** Opening Provided information block **

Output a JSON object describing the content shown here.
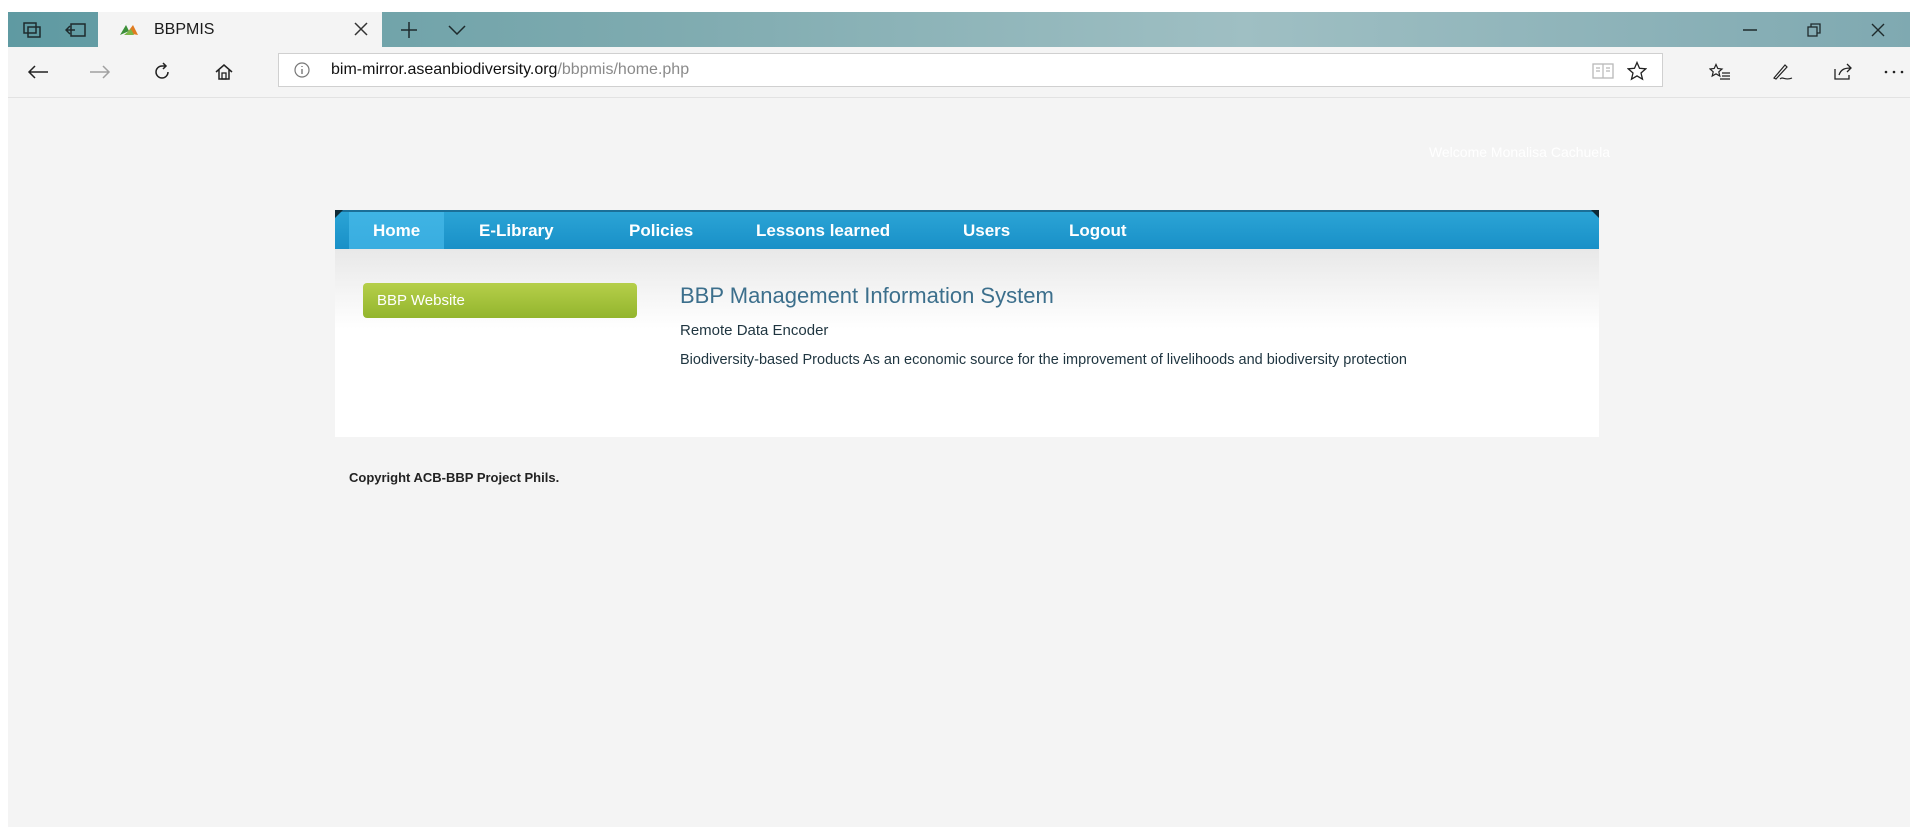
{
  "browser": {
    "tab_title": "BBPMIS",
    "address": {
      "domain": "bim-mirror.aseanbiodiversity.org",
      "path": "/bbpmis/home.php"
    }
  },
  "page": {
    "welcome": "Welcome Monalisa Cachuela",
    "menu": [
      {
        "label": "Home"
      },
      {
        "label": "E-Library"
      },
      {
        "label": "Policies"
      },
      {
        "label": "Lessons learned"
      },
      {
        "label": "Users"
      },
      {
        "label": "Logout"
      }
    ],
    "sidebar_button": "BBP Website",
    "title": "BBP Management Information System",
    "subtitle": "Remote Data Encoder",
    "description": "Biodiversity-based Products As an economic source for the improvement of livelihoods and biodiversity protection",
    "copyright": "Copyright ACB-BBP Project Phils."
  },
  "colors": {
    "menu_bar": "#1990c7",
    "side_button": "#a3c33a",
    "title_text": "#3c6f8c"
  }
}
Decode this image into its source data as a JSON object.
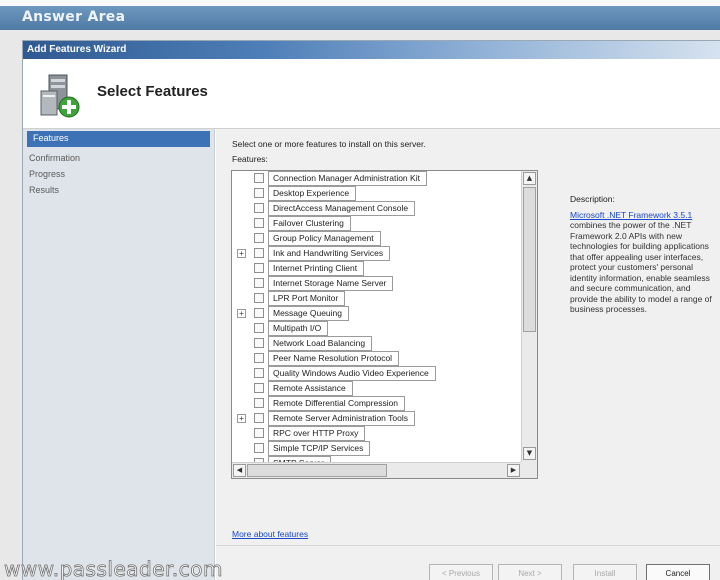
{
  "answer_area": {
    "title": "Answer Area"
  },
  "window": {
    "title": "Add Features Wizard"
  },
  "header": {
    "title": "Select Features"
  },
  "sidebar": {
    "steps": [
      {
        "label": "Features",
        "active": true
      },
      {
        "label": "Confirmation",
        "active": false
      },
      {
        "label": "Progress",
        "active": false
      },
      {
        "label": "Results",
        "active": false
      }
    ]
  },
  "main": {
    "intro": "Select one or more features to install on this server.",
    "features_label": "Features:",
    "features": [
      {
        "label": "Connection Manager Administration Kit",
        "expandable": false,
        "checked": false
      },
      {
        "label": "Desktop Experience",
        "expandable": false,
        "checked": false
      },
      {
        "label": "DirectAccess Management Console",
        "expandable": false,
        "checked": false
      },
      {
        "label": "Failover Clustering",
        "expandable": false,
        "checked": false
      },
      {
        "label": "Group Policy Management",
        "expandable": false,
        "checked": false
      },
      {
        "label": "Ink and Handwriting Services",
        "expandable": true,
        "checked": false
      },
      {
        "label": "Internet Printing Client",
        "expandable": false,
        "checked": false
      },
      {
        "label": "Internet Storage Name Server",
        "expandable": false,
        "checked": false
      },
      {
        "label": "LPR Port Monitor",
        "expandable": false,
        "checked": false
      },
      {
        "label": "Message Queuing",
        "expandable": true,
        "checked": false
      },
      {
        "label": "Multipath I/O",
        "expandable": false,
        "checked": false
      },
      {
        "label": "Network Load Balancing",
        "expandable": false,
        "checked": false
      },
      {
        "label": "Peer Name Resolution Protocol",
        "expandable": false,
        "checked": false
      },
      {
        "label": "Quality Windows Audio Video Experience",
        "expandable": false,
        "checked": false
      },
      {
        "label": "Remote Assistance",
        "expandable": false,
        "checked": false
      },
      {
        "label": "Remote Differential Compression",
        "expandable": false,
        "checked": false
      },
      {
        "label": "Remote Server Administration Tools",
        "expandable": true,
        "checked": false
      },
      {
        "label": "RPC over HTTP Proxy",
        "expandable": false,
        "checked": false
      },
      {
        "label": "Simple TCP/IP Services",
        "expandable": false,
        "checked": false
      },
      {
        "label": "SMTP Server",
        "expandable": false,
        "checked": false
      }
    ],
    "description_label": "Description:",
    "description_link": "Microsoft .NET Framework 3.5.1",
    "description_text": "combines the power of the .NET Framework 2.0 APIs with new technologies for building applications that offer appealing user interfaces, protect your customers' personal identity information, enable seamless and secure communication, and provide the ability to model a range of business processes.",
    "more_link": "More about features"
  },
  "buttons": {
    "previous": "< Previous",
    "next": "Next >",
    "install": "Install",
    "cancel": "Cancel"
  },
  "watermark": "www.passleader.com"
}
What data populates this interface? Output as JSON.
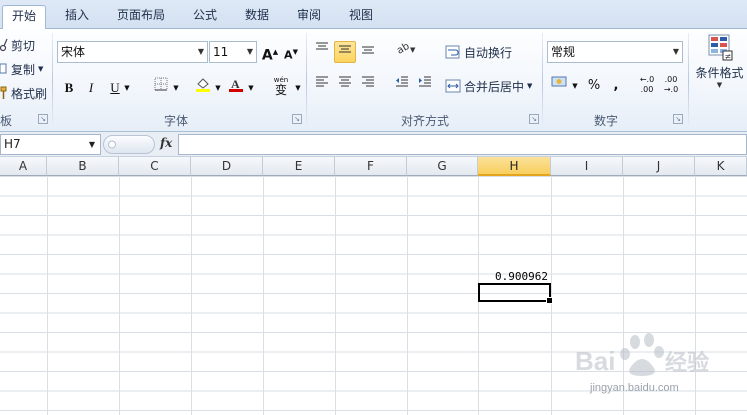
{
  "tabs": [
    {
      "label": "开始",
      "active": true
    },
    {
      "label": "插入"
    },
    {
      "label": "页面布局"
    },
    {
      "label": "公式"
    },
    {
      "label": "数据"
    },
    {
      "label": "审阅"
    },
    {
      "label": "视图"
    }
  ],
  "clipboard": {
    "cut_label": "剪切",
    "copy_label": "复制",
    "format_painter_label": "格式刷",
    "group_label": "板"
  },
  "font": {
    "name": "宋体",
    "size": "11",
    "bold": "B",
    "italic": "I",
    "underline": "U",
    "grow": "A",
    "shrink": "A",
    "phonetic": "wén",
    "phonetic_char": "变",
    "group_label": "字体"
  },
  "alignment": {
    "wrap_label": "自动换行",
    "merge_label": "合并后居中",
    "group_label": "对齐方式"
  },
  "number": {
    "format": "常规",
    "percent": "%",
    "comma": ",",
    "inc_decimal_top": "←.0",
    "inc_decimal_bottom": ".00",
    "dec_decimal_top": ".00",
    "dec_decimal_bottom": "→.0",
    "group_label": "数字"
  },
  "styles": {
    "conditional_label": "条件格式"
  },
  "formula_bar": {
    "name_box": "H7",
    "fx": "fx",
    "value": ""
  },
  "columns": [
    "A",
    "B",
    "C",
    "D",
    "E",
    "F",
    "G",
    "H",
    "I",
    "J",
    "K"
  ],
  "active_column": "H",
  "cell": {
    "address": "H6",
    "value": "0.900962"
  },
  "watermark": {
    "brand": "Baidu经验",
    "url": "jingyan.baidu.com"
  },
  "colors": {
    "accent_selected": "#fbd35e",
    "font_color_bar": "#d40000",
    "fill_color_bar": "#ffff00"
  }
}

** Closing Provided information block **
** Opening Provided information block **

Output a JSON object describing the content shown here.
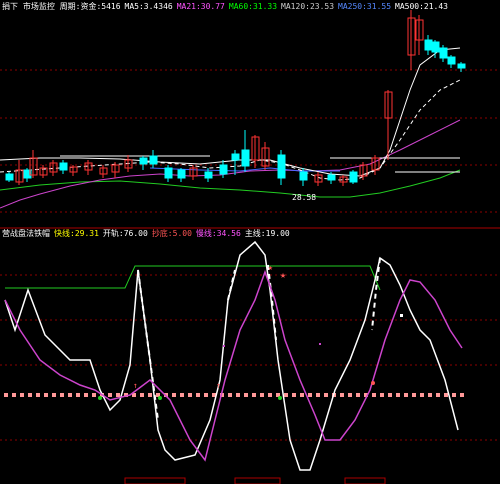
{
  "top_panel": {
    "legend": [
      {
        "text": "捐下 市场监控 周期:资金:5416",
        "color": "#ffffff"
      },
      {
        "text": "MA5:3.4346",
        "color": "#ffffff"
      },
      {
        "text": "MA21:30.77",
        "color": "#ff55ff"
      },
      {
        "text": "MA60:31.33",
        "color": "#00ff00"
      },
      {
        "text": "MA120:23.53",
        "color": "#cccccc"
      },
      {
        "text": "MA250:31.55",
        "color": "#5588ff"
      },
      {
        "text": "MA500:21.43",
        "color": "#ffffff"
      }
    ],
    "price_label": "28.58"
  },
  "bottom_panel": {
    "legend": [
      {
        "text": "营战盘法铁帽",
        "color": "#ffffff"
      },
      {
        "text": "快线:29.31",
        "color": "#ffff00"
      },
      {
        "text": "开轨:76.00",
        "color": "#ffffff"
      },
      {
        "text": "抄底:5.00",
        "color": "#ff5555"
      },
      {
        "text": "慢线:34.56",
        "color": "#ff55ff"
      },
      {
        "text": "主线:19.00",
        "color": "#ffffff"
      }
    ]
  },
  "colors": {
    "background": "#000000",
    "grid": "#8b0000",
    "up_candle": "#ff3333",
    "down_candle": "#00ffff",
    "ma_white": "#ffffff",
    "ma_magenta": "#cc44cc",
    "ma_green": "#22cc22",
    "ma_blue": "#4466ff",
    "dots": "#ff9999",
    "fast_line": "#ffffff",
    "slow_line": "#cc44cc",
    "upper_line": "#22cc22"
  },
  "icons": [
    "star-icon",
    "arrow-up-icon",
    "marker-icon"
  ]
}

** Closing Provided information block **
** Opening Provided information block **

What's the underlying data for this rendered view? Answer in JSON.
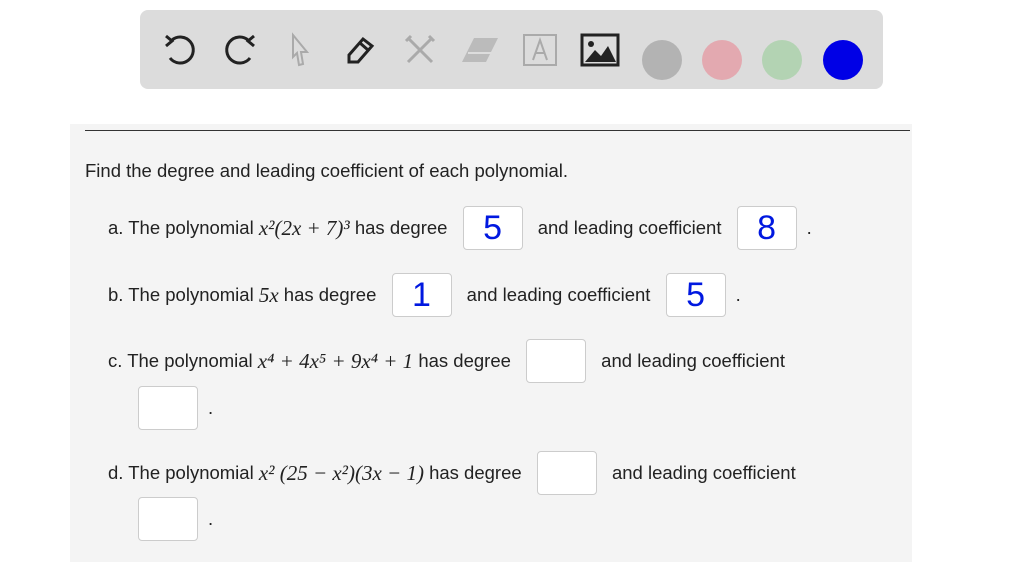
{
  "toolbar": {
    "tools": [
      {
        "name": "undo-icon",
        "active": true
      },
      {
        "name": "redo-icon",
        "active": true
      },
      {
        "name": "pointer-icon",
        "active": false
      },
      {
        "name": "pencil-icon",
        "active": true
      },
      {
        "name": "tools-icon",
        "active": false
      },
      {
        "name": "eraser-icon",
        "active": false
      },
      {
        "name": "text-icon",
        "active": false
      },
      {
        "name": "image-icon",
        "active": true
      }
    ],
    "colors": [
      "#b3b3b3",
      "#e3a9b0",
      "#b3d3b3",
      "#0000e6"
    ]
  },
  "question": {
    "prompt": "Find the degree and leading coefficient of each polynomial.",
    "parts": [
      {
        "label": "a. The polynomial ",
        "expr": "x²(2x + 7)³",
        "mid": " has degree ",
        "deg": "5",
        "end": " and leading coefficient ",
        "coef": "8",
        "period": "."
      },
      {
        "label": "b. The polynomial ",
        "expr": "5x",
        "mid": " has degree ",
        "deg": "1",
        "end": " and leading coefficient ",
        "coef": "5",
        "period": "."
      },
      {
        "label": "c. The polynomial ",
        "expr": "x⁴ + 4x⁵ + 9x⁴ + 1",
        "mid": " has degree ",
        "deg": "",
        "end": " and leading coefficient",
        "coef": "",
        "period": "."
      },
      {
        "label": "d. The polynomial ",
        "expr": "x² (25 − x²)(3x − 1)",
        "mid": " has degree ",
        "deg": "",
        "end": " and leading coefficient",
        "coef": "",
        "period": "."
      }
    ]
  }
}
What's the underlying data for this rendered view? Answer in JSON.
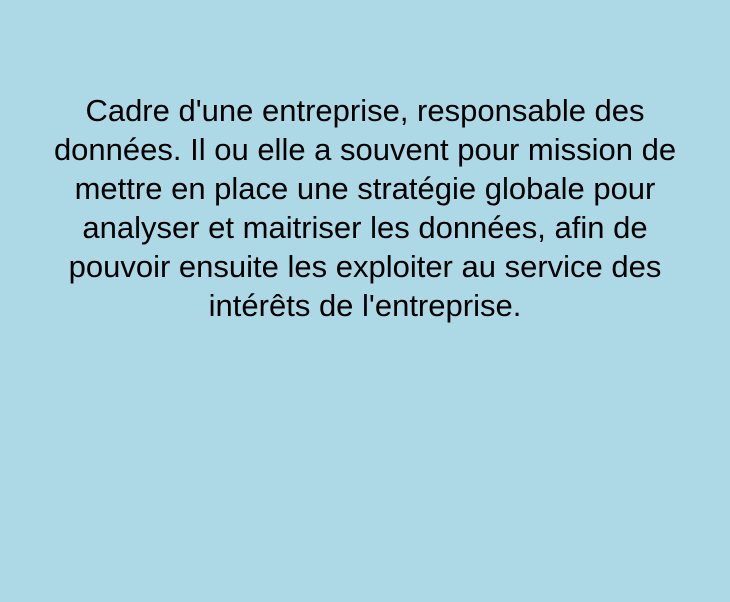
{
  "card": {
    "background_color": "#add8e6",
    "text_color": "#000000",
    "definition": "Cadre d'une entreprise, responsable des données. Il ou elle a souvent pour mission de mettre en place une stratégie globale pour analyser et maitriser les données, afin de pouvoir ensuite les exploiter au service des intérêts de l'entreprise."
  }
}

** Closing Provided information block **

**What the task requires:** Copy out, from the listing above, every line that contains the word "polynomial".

**Reply to the exercise:**
    "prompt": "Find the degree and leading coefficient of each polynomial.",
        "label": "a. The polynomial ",
        "label": "b. The polynomial ",
        "label": "c. The polynomial ",
        "label": "d. The polynomial ",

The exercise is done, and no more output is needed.